Each line below is to be written out in full, exactly as shown.

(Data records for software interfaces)
==========
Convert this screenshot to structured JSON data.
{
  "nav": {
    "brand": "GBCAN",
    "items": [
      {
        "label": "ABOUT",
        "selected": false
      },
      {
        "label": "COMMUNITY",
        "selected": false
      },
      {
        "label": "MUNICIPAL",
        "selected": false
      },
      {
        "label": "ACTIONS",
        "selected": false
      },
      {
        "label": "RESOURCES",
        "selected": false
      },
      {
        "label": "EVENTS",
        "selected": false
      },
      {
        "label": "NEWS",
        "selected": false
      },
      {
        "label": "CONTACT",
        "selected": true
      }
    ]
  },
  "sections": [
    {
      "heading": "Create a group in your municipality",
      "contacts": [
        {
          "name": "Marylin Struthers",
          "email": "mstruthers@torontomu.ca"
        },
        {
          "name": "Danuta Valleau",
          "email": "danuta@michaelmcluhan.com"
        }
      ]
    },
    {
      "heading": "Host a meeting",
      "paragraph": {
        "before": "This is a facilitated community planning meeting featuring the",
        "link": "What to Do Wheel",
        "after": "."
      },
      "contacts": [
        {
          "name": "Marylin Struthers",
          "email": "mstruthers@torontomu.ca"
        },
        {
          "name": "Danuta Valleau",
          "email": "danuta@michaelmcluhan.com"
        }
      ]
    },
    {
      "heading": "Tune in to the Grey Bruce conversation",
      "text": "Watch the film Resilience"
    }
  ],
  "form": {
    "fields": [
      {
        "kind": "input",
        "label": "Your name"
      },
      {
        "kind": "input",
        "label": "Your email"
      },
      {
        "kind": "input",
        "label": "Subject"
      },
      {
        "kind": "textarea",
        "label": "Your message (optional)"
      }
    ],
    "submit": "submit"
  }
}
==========
= Solved exercise =
Convert this screenshot to structured JSON data.
{
  "nav": {
    "brand": "GBCAN",
    "items": [
      {
        "label": "ABOUT",
        "selected": false
      },
      {
        "label": "COMMUNITY",
        "selected": false
      },
      {
        "label": "MUNICIPAL",
        "selected": false
      },
      {
        "label": "ACTIONS",
        "selected": false
      },
      {
        "label": "RESOURCES",
        "selected": false
      },
      {
        "label": "EVENTS",
        "selected": false
      },
      {
        "label": "NEWS",
        "selected": false
      },
      {
        "label": "CONTACT",
        "selected": true
      }
    ]
  },
  "sections": [
    {
      "heading": "Create a group in your municipality",
      "contacts": [
        {
          "name": "Marylin Struthers",
          "email": "mstruthers@torontomu.ca"
        },
        {
          "name": "Danuta Valleau",
          "email": "danuta@michaelmcluhan.com"
        }
      ]
    },
    {
      "heading": "Host a meeting",
      "paragraph": {
        "before": "This is a facilitated community planning meeting featuring the",
        "link": "What to Do Wheel",
        "after": "."
      },
      "contacts": [
        {
          "name": "Marylin Struthers",
          "email": "mstruthers@torontomu.ca"
        },
        {
          "name": "Danuta Valleau",
          "email": "danuta@michaelmcluhan.com"
        }
      ]
    },
    {
      "heading": "Tune in to the Grey Bruce conversation",
      "text": "Watch the film Resilience"
    }
  ],
  "form": {
    "fields": [
      {
        "kind": "input",
        "label": "Your name"
      },
      {
        "kind": "input",
        "label": "Your email"
      },
      {
        "kind": "input",
        "label": "Subject"
      },
      {
        "kind": "textarea",
        "label": "Your message (optional)"
      }
    ],
    "submit": "submit"
  }
}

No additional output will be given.